§ **HOW TO COMPLETE THIS TASK**: Some lines hold the string "screenshot". Copy all of them from the material that follows.

________________

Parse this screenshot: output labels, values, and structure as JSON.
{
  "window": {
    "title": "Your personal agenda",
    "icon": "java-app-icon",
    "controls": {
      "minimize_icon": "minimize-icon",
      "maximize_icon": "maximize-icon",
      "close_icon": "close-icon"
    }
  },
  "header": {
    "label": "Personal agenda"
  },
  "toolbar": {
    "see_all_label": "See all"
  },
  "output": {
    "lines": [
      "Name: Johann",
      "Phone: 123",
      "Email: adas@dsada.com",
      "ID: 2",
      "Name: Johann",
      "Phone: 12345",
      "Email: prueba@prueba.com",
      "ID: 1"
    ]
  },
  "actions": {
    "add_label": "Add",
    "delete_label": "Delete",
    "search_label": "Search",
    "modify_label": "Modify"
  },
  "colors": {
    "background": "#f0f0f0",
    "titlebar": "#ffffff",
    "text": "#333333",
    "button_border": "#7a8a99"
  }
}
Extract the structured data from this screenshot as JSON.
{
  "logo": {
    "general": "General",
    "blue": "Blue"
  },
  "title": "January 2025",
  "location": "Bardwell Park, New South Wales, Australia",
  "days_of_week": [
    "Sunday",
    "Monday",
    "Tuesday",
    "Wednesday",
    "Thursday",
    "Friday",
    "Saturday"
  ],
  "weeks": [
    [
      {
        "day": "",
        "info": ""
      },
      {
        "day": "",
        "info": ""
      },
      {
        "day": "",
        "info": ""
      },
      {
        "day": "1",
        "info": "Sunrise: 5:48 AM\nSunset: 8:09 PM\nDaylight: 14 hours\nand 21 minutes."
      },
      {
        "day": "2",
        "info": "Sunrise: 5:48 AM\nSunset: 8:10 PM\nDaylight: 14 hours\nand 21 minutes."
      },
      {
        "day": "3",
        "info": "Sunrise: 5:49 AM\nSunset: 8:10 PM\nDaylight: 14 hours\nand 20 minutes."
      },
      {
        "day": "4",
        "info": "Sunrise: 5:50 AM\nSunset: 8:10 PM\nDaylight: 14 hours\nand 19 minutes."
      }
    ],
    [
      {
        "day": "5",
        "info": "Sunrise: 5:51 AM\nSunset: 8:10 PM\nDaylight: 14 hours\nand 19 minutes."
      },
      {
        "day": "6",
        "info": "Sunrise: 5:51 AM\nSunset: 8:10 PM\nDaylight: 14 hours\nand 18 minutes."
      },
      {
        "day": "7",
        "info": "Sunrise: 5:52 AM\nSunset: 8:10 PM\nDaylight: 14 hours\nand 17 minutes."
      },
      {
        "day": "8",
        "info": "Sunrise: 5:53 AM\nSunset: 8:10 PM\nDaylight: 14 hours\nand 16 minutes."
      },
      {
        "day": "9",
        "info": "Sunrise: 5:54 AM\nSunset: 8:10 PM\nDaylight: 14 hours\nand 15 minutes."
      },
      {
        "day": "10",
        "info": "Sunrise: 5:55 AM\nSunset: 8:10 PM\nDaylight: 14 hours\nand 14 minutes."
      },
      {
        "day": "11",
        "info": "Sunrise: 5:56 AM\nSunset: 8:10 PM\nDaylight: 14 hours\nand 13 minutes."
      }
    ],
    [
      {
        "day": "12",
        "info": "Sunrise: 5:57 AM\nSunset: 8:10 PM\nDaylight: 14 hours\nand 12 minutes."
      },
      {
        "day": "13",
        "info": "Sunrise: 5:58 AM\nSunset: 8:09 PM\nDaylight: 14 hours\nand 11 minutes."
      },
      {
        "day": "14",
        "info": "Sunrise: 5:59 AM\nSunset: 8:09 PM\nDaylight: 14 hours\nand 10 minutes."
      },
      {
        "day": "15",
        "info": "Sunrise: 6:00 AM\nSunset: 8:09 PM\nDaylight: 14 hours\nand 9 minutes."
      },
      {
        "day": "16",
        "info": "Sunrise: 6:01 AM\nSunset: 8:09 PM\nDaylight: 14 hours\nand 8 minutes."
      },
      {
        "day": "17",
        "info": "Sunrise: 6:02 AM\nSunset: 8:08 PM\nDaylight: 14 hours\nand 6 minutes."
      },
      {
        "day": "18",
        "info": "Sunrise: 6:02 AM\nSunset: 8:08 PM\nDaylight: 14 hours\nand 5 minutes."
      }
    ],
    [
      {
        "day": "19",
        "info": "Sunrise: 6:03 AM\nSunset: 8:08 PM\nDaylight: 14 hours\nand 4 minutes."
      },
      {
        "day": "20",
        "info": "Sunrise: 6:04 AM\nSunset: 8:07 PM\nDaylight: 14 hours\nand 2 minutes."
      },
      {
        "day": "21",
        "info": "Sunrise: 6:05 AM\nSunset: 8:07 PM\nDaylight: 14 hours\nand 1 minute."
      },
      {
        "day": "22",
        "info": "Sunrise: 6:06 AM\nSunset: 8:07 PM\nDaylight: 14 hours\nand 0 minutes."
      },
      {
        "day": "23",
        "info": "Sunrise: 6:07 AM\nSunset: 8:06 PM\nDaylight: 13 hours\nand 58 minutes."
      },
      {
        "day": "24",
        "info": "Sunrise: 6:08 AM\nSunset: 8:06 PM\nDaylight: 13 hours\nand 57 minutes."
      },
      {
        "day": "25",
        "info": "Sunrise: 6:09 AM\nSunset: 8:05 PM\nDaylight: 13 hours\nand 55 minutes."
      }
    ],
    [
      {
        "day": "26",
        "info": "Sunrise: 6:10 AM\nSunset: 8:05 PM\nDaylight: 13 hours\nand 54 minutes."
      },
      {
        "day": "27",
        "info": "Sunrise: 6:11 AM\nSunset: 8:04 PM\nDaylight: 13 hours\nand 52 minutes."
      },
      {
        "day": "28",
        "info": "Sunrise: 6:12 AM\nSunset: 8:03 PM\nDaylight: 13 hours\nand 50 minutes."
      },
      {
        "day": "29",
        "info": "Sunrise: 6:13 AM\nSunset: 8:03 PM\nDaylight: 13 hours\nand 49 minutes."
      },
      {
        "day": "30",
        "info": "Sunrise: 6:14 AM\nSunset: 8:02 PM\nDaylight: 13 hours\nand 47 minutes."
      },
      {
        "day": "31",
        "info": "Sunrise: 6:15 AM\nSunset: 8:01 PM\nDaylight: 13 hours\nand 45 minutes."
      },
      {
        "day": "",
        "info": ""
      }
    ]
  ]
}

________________

§ **ANSWER BOX**:
Parse this screenshot: output labels, values, and structure as JSON.
Extract the structured data from this screenshot as JSON.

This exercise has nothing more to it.